The strange thing is although this seems a moving and influential reason, it is only with age that I can acknowledge this. How did I know that I would come to value that memory so much? Why out of all the natural moments of growth and rebellion, through my teenagers which would have thought the idea stupid to keep such a childish book, for such a childish reason, did I still make the decision to keep it? Why through my ‘cool’ twenties did this book remain of obscure value, when I constantly changed my library and interests? I didn’t even boast about this book, in fact, this is the very first time I have every mentioned it to anyone, and yet it has been protected in my care for over 40 years.
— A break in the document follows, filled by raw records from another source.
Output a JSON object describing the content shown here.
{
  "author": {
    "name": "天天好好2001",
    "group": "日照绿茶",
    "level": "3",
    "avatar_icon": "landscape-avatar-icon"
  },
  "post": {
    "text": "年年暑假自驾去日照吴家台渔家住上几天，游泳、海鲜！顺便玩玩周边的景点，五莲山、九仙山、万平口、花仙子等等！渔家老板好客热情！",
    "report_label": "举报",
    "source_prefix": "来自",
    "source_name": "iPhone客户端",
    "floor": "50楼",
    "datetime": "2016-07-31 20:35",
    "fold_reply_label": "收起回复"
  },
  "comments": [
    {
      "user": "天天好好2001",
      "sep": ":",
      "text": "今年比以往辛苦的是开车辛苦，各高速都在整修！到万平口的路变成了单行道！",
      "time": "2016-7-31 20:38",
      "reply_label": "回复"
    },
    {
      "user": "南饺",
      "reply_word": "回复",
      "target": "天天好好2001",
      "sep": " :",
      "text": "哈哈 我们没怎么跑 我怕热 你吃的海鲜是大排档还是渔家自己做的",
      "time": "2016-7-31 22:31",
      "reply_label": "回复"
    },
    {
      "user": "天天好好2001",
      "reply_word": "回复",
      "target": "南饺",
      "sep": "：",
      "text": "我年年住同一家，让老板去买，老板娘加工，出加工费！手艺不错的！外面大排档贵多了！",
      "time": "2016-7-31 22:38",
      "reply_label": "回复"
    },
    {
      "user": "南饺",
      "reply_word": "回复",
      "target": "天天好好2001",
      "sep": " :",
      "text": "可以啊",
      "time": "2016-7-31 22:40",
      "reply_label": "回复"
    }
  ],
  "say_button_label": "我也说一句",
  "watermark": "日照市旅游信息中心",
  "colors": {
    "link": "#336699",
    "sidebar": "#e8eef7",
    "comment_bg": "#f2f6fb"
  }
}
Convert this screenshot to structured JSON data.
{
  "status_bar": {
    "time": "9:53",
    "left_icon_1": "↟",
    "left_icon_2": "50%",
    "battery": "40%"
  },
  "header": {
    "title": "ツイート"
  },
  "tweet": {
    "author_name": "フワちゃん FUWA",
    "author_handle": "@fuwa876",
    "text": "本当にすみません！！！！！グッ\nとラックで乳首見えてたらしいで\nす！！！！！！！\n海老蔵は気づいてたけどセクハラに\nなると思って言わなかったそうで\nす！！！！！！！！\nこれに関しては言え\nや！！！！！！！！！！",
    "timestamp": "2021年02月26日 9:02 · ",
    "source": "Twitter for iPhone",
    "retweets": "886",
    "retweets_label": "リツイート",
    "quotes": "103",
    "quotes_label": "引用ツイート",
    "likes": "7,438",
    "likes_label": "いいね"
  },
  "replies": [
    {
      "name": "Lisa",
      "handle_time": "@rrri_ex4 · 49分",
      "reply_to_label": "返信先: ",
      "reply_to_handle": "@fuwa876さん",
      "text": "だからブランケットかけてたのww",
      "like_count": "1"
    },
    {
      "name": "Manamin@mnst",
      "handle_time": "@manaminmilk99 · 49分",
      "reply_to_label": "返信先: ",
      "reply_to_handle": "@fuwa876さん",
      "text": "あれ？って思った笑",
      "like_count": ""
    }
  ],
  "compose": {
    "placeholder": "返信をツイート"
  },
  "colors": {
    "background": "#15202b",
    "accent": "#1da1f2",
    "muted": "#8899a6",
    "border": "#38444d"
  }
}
I know I never kept it to read it to my own children. I can’t recall an intention for it to be a legacy act, and when I became a parent, I was savvy enough to realize that in this modern age children aren’t engaged with this sort of literature anymore, so although I engaged in reading to my children those simple bedtime books, when they were old enough to appreciate this style of book, I knew it would not hold their interest which is now so tailored to fashion, fads and media.
Yet, when they found the box, and subsequently the book, they asked about it and I told them. Strangely enough, they asked to be read it and I did, a chapter a night.
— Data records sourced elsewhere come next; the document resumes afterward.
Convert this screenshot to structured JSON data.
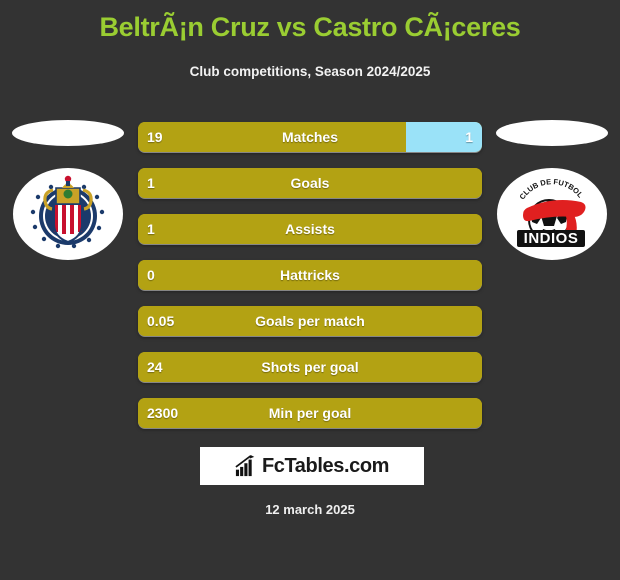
{
  "header": {
    "title": "BeltrÃ¡n Cruz vs Castro CÃ¡ceres",
    "subtitle": "Club competitions, Season 2024/2025"
  },
  "teams": {
    "left": {
      "logo_name": "chivas-guadalajara-crest",
      "alt": "Club Deportivo Guadalajara"
    },
    "right": {
      "logo_name": "indios-crest",
      "alt": "Club de Futbol Indios",
      "text_top": "CLUB DE FUTBOL",
      "text_bottom": "INDIOS"
    }
  },
  "colors": {
    "background": "#333333",
    "title": "#9acd32",
    "bar_left": "#b3a213",
    "bar_right": "#9ae2f8",
    "text": "#ffffff"
  },
  "chart_data": {
    "type": "bar",
    "title": "BeltrÃ¡n Cruz vs Castro CÃ¡ceres",
    "subtitle": "Club competitions, Season 2024/2025",
    "orientation": "horizontal-diverging",
    "categories": [
      "Matches",
      "Goals",
      "Assists",
      "Hattricks",
      "Goals per match",
      "Shots per goal",
      "Min per goal"
    ],
    "series": [
      {
        "name": "BeltrÃ¡n Cruz",
        "side": "left",
        "color": "#b3a213",
        "values": [
          "19",
          "1",
          "1",
          "0",
          "0.05",
          "24",
          "2300"
        ]
      },
      {
        "name": "Castro CÃ¡ceres",
        "side": "right",
        "color": "#9ae2f8",
        "values": [
          "1",
          "",
          "",
          "",
          "",
          "",
          ""
        ]
      }
    ]
  },
  "rows": [
    {
      "label": "Matches",
      "left_value": "19",
      "right_value": "1",
      "left_pct": 78,
      "right_pct": 22,
      "has_right": true
    },
    {
      "label": "Goals",
      "left_value": "1",
      "right_value": "",
      "left_pct": 100,
      "right_pct": 0,
      "has_right": false
    },
    {
      "label": "Assists",
      "left_value": "1",
      "right_value": "",
      "left_pct": 100,
      "right_pct": 0,
      "has_right": false
    },
    {
      "label": "Hattricks",
      "left_value": "0",
      "right_value": "",
      "left_pct": 100,
      "right_pct": 0,
      "has_right": false
    },
    {
      "label": "Goals per match",
      "left_value": "0.05",
      "right_value": "",
      "left_pct": 100,
      "right_pct": 0,
      "has_right": false
    },
    {
      "label": "Shots per goal",
      "left_value": "24",
      "right_value": "",
      "left_pct": 100,
      "right_pct": 0,
      "has_right": false
    },
    {
      "label": "Min per goal",
      "left_value": "2300",
      "right_value": "",
      "left_pct": 100,
      "right_pct": 0,
      "has_right": false
    }
  ],
  "footer": {
    "brand_text": "FcTables.com",
    "brand_icon": "bar-chart-icon",
    "date": "12 march 2025"
  }
}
The first few chapters went well. I hadn’t heard the story since my father read it to me, and I had never read it myself, but as we began the memories came back harder and clearer. It was a good story of a walking talking dog packing his stuff in a handkerchief and setting off on an adventure, not knowing where he would go, but determined to go somewhere.
In the second chapter he met a Witch-Crocodile in the woods, who gave him some advice on which route to take. All delightfully explained and engaging to read.
Each subsequent chapter got worse and worse, giving little of the artistic style and flare that seemed so unique in those early pages. The story became either obscure or irrelevant, so that I had started to feel embarrassed to read it, imagining my children thinking ‘really? Your dad read you this and you KEPT it?’ It seemed so evident that both myself and my children were becoming well aware of how bad this book was.
In conversation, as my children and I discussed just how bad this book was, I asked if we should just give in and give up. Surprisingly they said to continue. They knew it wasn’t going to improve and I told them that they didn’t have to, that I wasn’t hurt or disappointed, but no, it was like a challenge they were willing to face, which stirred a strange mix of pride, admiration and slight concern. Anyway, we continued, finished and cheered when it was over and the book returned to the wooden box.
So why do I keep what has now proved to be such a rubbish heirloom, something that possibly my own children will pass on for their children to endure, if indeed the memory of its reading is as embedded as it was and is to mine
Even so, it is the second largest item in the box of memories, and there is no desire to throw it away, but there it is; it is rare, as I have never seen it anywhere else, it is valueless as it is awful, but it is a priceless treasure.
The Book? ‘Dominic’ – by William Steig (Sorry, just an awful book)